As Conscripted mentioned, weight is a major factor, so at least a reasonable estimate is needed (and remember that a battery can be quite a bit of the total weight).
How the weight is distributed over the 4 or 6 legs matters as well.

The step length is another parameter that you need in the formula and the needed speed of movement of each limb is just as important.

It's quite complex making calculations for a setup like yours, but if you start making some sketches (to scale) and make notes of how fast you want each limb to move (maximum) plus the total weight, assuming an evenly distributed weight, some rough approximations can be made from this as a starting point.


2: Are there any cheaper and better robot building components besides Vex metal?
I think Vex is perhaps the best modular prototyping tool for 'bots and I regret not buying a load of it before the recession hit, back when I could spend more than $1k month on my "toys", but I kept putting it off  :(
It sure is expensive, but for quick and strong prototyping I haven't seen its equal - Lego cannot even touch it.

I had tonnes of Lego since I was old enough to put two bricks together, as it's a national product that probably every Dane has had at least some encounter with during their childhood. Vex on the other hand... I have only seen it on photos, but still, I believe it to be the superior of all the construction "toys" I know.

So yes, Vex is the next cheapest, and what's cheaper... Everything else ;D
Better, I don't think so.

You can use the Vex stuff with regular servos and R/C transmitter and receiver to save some (and get more channels and range).


3: Do I wire the servos and actuators directly to the Arduino Bluetooth board, or do I need a separate motor controller board?
R/C servos (there are many other kinds of servos) are controlled by a weak low voltage signal like that of a microcontroller I/O pin, but it needs the power and ground connected to the power source.

Since I don't know what linear actuators you plan on using, I canot say anything for sure, but most will need an H-bridge in between the microcontroller and the actuator. The voltage and (max.) current  is needed to device an H-bridge that can handle it.
Regards,
Søren

A rather fast and fairly heavy robot with quite large wheels needs what?

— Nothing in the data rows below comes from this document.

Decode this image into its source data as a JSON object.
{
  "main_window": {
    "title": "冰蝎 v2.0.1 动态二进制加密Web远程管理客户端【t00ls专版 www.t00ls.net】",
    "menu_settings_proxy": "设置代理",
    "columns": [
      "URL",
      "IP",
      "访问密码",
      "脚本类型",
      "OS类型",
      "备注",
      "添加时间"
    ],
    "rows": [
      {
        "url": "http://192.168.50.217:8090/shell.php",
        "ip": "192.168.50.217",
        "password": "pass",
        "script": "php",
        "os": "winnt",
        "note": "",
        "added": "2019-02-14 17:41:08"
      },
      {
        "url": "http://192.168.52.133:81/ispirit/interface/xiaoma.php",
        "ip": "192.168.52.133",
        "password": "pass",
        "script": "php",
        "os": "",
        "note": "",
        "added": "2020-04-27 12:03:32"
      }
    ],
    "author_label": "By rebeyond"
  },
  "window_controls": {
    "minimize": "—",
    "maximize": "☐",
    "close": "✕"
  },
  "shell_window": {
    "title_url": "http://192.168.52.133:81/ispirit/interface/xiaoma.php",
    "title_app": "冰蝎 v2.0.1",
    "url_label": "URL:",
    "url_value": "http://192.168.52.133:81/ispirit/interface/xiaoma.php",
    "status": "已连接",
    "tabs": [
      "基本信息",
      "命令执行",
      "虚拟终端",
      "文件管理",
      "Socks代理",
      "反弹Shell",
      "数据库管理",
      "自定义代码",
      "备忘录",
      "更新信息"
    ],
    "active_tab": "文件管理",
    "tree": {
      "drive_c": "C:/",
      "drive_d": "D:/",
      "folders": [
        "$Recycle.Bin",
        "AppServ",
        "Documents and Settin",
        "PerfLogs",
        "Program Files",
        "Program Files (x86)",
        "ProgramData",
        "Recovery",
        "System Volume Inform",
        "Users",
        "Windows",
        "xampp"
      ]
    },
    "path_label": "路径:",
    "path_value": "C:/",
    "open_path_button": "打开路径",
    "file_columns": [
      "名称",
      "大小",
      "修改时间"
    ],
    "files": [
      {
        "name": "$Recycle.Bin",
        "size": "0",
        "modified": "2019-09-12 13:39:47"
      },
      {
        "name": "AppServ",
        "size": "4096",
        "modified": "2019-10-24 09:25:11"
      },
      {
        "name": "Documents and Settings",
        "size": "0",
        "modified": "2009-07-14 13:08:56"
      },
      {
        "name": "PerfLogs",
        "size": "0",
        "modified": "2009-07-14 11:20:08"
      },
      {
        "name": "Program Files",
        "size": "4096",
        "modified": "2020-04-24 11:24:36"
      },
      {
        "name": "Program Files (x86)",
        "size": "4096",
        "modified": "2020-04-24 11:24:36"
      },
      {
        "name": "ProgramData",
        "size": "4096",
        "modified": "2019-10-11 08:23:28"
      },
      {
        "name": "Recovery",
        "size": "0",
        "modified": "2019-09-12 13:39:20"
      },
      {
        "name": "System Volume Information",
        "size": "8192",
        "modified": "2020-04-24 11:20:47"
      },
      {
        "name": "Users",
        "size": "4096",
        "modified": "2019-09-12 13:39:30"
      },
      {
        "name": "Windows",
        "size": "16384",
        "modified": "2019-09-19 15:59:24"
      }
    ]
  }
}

A lot of power?
Please remember...
Engineering is based on numbers - not adjectives

Offline georgeecollins

  • Full Member
  • ***
  • Posts: 58
  • Helpful? 3
Re: Hexapod project
« Reply #5 on: October 01, 2011, 04:04:26 PM »
When you say you want to make a hexapod not like an insect, but like a mammal, do you mean that you want the leg actuators (or servos) to mostly be on the same plane as opposed to one servo on the horizontal plane and one on the vertical.  A very simple diagram would be very helpful since not many six legged.

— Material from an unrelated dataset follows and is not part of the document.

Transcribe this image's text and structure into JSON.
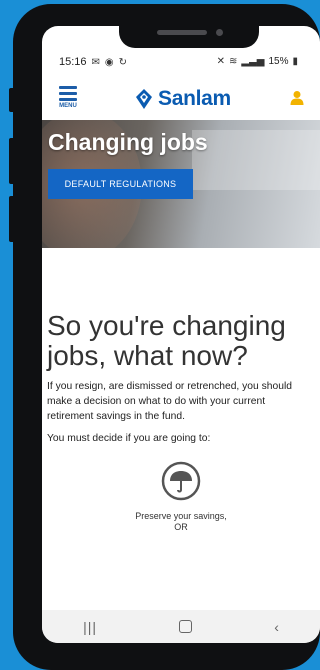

Here's what I mean by a robot with actuators not on the same plane (which gives you more insect like legs).
Asynchronous with PropChip


A really common arrangement for hexapod legs is one servo in the horizontal plane, two in the vertical.   

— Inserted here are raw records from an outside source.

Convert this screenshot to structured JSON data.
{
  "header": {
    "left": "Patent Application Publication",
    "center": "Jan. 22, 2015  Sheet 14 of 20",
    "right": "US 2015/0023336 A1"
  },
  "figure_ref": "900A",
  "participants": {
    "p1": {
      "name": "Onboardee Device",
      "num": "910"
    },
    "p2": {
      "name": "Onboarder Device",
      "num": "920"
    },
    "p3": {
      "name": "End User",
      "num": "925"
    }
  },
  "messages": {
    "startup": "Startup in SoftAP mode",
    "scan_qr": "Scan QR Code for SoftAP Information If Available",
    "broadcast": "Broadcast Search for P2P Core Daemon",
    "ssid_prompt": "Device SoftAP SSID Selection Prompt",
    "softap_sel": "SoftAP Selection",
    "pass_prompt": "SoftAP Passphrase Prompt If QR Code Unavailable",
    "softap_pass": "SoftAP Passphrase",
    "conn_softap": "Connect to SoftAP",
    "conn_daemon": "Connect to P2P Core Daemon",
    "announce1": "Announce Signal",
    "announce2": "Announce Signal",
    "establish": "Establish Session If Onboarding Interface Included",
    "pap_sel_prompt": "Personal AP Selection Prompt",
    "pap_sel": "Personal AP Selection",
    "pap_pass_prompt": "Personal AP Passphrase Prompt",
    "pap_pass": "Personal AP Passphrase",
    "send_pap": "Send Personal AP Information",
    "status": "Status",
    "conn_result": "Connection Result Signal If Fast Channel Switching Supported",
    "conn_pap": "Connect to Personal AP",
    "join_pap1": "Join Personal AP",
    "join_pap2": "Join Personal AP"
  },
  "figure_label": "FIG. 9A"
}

Here's a robot with legs with servos in the plane of motion which is more mammal like:
Ripple Gait


Linear actuators are usually slow and expensive relative to servos, but you can find very powerful ones.  I would recommend using servos because it is so common. 

My rule of thumb for how strong the motors have to be is to take the torque (if motors) or force (if actuators), divide it by length of the leg that will be lifting then multiply that by the number of legs you expect to be supporting the robot at any time.  That number should be twice the weight of your robot. 

So if your servo has 36 ounce/ inch of torque, your leg is three inches long, and you plan on resting on three legs at all times.. 36/3*3= 36.  Your robot shouldn't weigh more than 18 ounces. 

People often disagree with me about doubling the weight because in theory you don't need to.  But trust me, I have done this a few times and your robot will work much better if each leg has double the force it needs.  Your robot will never really have all it's weight perfectly spread across each leg (although hexapods are much better for this) and you won't always be on a perfectly level surface.  Torque figures are sometimes not holding torque, which means that a leg could stall out if the robot is leaning on it and it can't move. 

Good luck! 


 


Get Your Ad Here